Logitech app security flaw allowed keystroke injection attacks
Logitech has released a security patch for one of its apps after it previously ignored a bug report from the Google Project Zero security team for three months.
The vulnerability was found in versions of Options, a Logitech app that lets users customize buttons and the behavior of their mice, keyboards, and touchpads.
Back in September, Google security researcher Tavis Ormandy discovered that the app was opening a WebSocket server on users’ computers.
The problem was that this server featured support for a bunch of intrusive commands, used a registry key to auto-start on each system boot, and came with a lackadaisical authentication system.
“The only ‘authentication’ is that you have to provide a PID [process ID] of a process owned by your user,” said Ormandy in a bug report, “but you get unlimited guesses so you can bruteforce it in microseconds.”
“After that, you can send commands and options, configure the ‘crown’ to send arbitrary keystrokes, etc, etc.,” the expert said, suggesting the app could be a perfect attack surface for both local and remote keystroke injection (Rubber Ducky) attacks that have historically been used to take over PCs.
Ormandy reported the issue to Logitech in mid-September. But while the Logitech team acknowledged the bug report, the company never shipped a patch.

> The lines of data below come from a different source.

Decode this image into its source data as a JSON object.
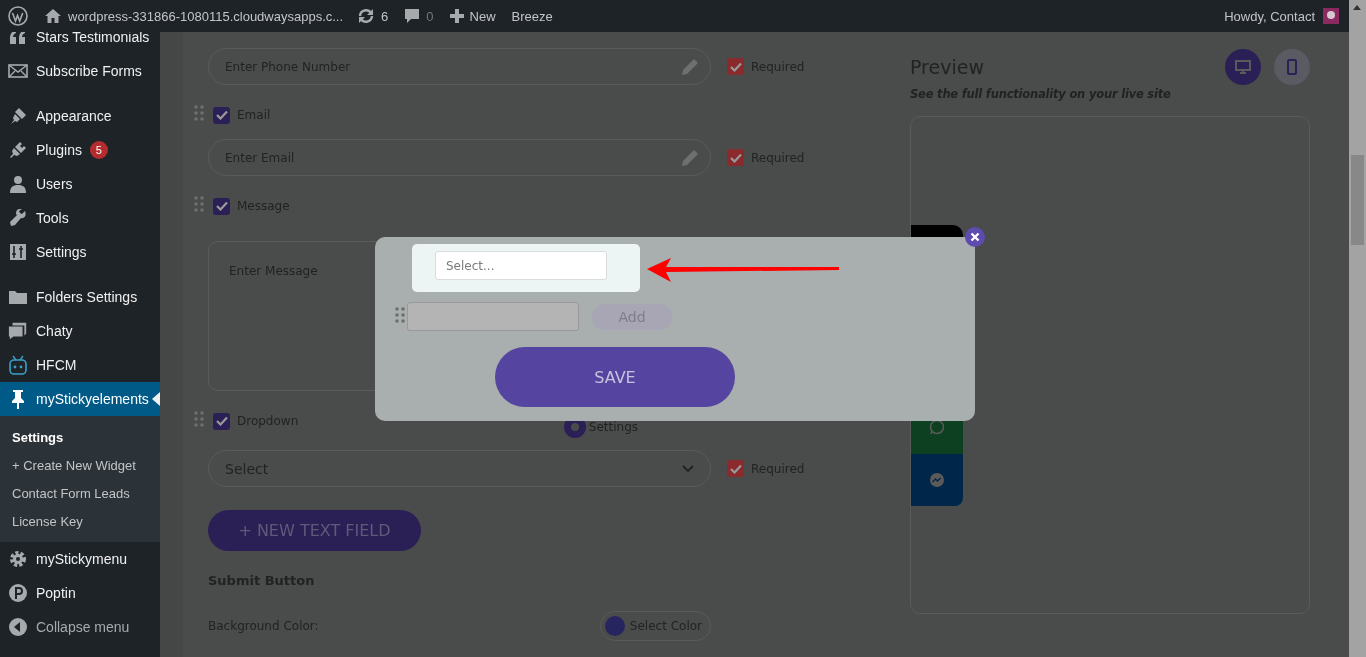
{
  "admin_bar": {
    "site_name": "wordpress-331866-1080115.cloudwaysapps.c...",
    "updates_count": "6",
    "comments_count": "0",
    "new_label": "New",
    "breeze_label": "Breeze",
    "greeting": "Howdy, Contact"
  },
  "sidebar": {
    "groups": [
      {
        "items": [
          {
            "label": "Stars Testimonials",
            "selected": false
          },
          {
            "label": "Subscribe Forms",
            "selected": false
          }
        ]
      },
      {
        "items": [
          {
            "label": "Appearance",
            "selected": false
          },
          {
            "label": "Plugins",
            "selected": false,
            "badge": "5"
          },
          {
            "label": "Users",
            "selected": false
          },
          {
            "label": "Tools",
            "selected": false
          },
          {
            "label": "Settings",
            "selected": false
          }
        ]
      },
      {
        "items": [
          {
            "label": "Folders Settings",
            "selected": false
          },
          {
            "label": "Chaty",
            "selected": false
          },
          {
            "label": "HFCM",
            "selected": false
          },
          {
            "label": "myStickyelements",
            "selected": true,
            "children": [
              {
                "label": "Settings",
                "selected": true
              },
              {
                "label": "+ Create New Widget",
                "selected": false
              },
              {
                "label": "Contact Form Leads",
                "selected": false
              },
              {
                "label": "License Key",
                "selected": false
              }
            ]
          },
          {
            "label": "myStickymenu",
            "selected": false
          },
          {
            "label": "Poptin",
            "selected": false
          },
          {
            "label": "Collapse menu",
            "selected": false
          }
        ]
      }
    ]
  },
  "form": {
    "fields": [
      {
        "kind": "text",
        "placeholder": "Enter Phone Number",
        "required": true,
        "required_label": "Required"
      },
      {
        "kind": "text",
        "label": "Email",
        "checked": true,
        "placeholder": "Enter Email",
        "required": true,
        "required_label": "Required"
      },
      {
        "kind": "textarea",
        "label": "Message",
        "checked": true,
        "placeholder": "Enter Message"
      },
      {
        "kind": "select",
        "label": "Dropdown",
        "checked": true,
        "settings_label": "Settings",
        "value": "Select",
        "required": true,
        "required_label": "Required"
      }
    ],
    "new_field_button": "+ NEW TEXT FIELD",
    "submit_title": "Submit Button",
    "background_color_label": "Background Color:",
    "select_color_button": "Select Color"
  },
  "preview": {
    "title": "Preview",
    "subtitle": "See the full functionality on your live site",
    "devices": [
      {
        "kind": "desktop",
        "selected": true
      },
      {
        "kind": "mobile",
        "selected": false
      }
    ],
    "channels": [
      {
        "kind": "whatsapp",
        "color": "#0c4020"
      },
      {
        "kind": "messenger",
        "color": "#00264a"
      }
    ]
  },
  "modal": {
    "select_placeholder": "Select...",
    "add_label": "Add",
    "save_label": "SAVE"
  }
}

“I […] had a meeting with Logitech engineers on the 18th September, they assured me they understood the issues and were planning to add Origin checks and type checking,” Ormandy said. “There was a new release on October 1st, but as far as I can tell they did not resolve any of the issues.”
Seeing that after 90 days the company failed to address the privately reported issue, Ormandy revealed his findings on Tuesday, this week.
After the bug report got some traction and attention among security researchers on Twitter last night, Logitech rushed to patch and release Options 7.00.564 to address the reported issues.